## Work instruction:
Collect every line of the records below that contains the word "topics".

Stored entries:
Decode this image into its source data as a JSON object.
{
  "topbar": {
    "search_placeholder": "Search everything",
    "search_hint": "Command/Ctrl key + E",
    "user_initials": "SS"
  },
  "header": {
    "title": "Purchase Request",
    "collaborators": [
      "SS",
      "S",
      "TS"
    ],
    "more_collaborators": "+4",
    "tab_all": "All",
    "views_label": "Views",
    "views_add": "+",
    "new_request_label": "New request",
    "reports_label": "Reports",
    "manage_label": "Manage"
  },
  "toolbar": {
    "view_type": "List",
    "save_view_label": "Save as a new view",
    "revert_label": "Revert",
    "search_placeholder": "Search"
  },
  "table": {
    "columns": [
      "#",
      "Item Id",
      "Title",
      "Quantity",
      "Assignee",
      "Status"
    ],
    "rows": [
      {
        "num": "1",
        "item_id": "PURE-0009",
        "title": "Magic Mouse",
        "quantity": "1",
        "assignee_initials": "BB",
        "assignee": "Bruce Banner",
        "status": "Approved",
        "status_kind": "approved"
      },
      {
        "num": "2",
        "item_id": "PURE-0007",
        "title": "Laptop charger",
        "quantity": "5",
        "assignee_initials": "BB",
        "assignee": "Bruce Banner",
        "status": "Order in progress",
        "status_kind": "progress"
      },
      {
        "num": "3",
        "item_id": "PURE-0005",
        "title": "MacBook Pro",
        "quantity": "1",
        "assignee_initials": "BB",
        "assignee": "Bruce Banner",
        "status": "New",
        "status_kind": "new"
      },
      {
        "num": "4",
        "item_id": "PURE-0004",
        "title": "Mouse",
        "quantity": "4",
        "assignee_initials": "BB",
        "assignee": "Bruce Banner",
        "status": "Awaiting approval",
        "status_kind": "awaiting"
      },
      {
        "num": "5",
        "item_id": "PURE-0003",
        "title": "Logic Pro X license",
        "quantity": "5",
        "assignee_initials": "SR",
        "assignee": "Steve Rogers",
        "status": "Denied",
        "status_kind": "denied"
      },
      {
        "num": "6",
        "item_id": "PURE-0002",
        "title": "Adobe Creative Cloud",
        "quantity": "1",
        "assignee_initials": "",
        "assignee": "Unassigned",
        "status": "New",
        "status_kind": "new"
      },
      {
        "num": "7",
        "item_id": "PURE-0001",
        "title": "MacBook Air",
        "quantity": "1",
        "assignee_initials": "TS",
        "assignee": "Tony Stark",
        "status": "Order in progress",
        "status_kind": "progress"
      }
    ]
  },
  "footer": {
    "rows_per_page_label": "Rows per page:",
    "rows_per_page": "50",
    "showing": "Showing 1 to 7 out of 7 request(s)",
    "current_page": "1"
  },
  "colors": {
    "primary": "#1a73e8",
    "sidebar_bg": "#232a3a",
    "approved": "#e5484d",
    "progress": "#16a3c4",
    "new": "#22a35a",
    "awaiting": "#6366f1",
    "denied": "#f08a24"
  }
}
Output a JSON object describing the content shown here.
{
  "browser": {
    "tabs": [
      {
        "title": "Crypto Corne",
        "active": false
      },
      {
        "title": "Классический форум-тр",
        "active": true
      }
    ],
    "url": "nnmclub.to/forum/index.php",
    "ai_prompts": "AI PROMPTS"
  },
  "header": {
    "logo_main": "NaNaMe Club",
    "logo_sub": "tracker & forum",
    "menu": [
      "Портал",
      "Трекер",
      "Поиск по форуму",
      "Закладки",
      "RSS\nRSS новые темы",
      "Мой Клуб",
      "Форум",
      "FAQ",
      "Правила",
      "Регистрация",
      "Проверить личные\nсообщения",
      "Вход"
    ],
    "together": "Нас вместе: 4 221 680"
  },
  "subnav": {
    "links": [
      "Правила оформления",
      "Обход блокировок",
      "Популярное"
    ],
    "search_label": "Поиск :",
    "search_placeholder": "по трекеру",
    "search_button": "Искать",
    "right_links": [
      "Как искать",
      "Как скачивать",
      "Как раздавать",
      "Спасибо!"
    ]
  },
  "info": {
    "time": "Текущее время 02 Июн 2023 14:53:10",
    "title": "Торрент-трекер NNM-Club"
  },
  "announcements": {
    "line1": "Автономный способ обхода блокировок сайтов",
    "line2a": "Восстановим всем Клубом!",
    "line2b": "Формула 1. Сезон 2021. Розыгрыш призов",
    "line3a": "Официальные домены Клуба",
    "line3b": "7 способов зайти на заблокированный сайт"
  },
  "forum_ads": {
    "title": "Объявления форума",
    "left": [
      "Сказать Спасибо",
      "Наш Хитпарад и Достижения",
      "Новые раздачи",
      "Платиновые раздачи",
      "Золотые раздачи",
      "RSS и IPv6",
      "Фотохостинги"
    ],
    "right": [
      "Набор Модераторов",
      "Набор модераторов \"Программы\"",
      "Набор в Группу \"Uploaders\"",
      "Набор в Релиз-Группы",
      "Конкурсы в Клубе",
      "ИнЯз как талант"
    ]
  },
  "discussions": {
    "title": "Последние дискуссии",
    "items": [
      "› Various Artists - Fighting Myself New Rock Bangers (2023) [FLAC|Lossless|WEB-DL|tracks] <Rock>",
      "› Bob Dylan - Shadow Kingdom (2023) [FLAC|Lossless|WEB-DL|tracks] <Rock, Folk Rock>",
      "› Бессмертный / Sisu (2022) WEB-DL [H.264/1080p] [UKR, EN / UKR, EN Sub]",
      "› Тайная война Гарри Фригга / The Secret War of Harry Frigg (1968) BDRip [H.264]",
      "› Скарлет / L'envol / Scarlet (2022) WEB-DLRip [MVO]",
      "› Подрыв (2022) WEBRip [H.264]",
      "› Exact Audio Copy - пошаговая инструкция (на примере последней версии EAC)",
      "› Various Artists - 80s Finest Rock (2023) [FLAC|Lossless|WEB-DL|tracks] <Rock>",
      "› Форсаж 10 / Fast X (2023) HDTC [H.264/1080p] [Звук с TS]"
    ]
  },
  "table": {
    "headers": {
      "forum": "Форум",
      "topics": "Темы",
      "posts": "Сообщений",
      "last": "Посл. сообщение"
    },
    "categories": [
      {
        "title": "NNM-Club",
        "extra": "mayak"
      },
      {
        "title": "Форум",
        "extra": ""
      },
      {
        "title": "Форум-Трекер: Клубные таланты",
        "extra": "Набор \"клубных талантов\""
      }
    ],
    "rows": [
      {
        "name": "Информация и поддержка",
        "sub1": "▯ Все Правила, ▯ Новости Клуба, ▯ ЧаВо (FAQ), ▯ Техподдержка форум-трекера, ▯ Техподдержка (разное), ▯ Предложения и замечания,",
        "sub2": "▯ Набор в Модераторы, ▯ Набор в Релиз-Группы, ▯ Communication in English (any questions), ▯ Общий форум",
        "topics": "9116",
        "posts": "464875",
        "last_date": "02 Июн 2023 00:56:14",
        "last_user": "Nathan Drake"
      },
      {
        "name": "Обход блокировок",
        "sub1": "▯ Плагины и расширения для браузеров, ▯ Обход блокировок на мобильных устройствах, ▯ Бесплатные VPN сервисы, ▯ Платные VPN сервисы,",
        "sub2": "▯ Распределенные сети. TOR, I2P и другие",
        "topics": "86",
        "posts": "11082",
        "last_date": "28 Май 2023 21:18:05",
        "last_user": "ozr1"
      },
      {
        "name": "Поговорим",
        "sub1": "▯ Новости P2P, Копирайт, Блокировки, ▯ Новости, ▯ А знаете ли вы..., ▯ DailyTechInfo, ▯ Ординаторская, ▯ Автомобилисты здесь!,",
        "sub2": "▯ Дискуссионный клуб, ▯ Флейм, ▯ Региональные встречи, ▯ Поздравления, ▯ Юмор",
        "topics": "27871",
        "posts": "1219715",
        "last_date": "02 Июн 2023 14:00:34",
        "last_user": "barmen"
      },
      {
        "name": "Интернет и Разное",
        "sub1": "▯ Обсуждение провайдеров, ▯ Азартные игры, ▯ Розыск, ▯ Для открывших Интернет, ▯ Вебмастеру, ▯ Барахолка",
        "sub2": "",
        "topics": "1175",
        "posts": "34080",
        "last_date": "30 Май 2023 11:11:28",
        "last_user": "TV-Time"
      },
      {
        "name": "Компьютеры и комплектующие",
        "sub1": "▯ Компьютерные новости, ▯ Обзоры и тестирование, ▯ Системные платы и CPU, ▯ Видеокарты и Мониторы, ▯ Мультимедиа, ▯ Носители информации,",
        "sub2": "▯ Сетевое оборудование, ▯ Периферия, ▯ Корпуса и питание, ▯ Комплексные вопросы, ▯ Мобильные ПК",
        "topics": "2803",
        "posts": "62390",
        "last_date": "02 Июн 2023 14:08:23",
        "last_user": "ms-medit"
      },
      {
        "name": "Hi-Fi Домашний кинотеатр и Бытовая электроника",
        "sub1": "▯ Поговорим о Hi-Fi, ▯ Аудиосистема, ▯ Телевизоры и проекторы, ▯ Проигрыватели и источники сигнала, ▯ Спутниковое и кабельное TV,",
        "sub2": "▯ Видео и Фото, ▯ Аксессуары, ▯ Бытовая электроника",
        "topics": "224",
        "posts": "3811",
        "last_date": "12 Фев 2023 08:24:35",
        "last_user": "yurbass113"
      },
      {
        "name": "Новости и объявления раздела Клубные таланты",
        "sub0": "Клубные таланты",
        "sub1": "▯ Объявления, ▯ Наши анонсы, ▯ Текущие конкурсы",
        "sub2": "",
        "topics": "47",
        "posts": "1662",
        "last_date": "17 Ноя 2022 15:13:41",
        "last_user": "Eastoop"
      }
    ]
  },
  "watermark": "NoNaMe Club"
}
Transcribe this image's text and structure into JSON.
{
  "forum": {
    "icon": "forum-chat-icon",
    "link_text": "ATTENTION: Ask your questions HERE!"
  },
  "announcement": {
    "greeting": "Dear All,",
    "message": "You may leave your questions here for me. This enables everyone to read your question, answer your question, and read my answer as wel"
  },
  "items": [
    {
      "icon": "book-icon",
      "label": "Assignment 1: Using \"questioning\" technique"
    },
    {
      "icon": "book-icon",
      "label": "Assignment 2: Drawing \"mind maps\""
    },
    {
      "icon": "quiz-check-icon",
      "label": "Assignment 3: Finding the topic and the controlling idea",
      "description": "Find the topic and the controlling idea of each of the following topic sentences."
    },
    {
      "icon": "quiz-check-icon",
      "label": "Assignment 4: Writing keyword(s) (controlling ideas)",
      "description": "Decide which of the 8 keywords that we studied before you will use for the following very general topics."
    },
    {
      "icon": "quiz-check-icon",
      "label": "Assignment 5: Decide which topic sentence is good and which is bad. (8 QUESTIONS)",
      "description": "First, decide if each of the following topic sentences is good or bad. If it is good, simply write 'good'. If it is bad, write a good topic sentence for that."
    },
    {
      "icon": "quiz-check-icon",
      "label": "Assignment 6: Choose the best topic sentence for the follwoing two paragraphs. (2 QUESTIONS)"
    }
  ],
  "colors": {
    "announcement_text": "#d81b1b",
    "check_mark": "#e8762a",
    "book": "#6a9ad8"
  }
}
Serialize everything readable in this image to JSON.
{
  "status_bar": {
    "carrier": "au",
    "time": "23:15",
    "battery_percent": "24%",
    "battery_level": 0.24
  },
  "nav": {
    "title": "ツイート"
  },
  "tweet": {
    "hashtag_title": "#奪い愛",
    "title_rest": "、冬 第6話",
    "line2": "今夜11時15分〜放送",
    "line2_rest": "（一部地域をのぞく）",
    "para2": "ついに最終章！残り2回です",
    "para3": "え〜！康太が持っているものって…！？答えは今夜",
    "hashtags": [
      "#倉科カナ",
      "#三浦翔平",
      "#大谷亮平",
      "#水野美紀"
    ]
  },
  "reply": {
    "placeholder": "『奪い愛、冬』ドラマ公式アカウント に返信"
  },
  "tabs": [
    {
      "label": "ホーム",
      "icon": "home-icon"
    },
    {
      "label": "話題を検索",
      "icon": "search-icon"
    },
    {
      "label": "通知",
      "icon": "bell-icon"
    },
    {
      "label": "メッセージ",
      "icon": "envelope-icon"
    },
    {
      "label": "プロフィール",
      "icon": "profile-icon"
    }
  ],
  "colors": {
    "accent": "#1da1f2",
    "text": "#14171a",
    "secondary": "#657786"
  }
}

## Completed exercise:
      "topics": "Темы",
        "topics": "9116",
        "topics": "86",
        "topics": "27871",
        "topics": "1175",
        "topics": "2803",
        "topics": "224",
        "topics": "47",
      "description": "Decide which of the 8 keywords that we studied before you will use for the following very general topics."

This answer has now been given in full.